Brain Science Expert Presents to Maine’s Legislative Children’s Caucus
On February 12th, brain science expert Dr. Sarah Lytle presented virtually to members of Maine’s Legislative Children’s Caucus on the latest research in brain science and early childhood development.
Dr. Lytle is the Director of the Outreach and Education division at the Institute for Learning & Brain Sciences (I-LABS) at the University of Washington. And she led Friday’s conversation as a member of the ReadyNation’s Brain Science Speakers Bureau, an initiative which gives early childhood brain science experts the opportunity to relay their deep knowledge to policymakers, the media, and the public. As Dr. Lytle said in her presentation, “Research is only as good as it has applicability to those working with children and families. All of this is with the end goal of creating a world in which children thrive.”
Dr. Lytle presented on the science of brain development in infants and toddlers

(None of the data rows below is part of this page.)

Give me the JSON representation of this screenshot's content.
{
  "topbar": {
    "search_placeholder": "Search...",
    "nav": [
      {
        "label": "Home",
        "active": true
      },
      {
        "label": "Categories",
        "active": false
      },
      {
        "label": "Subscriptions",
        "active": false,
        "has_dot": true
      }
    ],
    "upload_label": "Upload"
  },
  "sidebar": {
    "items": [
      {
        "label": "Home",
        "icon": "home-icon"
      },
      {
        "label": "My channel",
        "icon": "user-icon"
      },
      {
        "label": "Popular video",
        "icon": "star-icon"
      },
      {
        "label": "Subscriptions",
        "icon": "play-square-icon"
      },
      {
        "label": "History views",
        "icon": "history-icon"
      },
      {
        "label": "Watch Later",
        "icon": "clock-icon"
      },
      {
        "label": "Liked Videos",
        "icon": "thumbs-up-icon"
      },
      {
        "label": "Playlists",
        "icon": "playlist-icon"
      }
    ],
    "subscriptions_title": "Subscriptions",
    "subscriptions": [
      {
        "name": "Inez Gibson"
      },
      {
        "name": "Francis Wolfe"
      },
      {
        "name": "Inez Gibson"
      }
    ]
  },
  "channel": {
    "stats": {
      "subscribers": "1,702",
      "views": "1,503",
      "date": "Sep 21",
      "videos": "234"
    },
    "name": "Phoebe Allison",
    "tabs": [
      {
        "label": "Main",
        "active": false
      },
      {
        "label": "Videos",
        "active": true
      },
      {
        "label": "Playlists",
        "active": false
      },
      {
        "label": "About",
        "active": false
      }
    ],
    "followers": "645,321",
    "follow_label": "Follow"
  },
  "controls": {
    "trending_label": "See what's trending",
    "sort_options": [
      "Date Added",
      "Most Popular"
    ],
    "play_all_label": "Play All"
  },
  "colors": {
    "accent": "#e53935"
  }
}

In Dr. Lytle’s presentation, she discussed the science of neural connection-building in children’s earliest years, the environments and activities that help kids thrive, and the stress and trauma that create barriers to their healthy development. She concluded by talking about the policies and public services that support both children and parents, and thereby reinforce healthy child development. Dr. Lytle remarked to the caucus’s policymakers, “Any policy you’re thinking about has implications for children and families, and paying attention to that aspect of it will really allow us to craft policies that work for them.”
Dr. Lytle presented on the services and policies that benefit families with young children
Senator Rick Bennett and Representative Rebecca Millett serve as co-chairs of the bipartisan, bicameral Children’s Caucus, a caucus made up of state lawmakers who advocate for early educational investments. After the presentation,Rep. Millett reflected that an abundance of new early childhood research and the impact of COVID-19 on the child care system have made clear the need for more child care slots and greater participation in the quality rating system, “to make sure that these kiddos are actually getting those environments that Dr. Lytle has said are so necessary for their development.” Rep. Millett continued, “The good news is that with the great work of folks like Dr. Lytle and ReadyNation and many others, the word is out on the incredible importance of early childhood development.”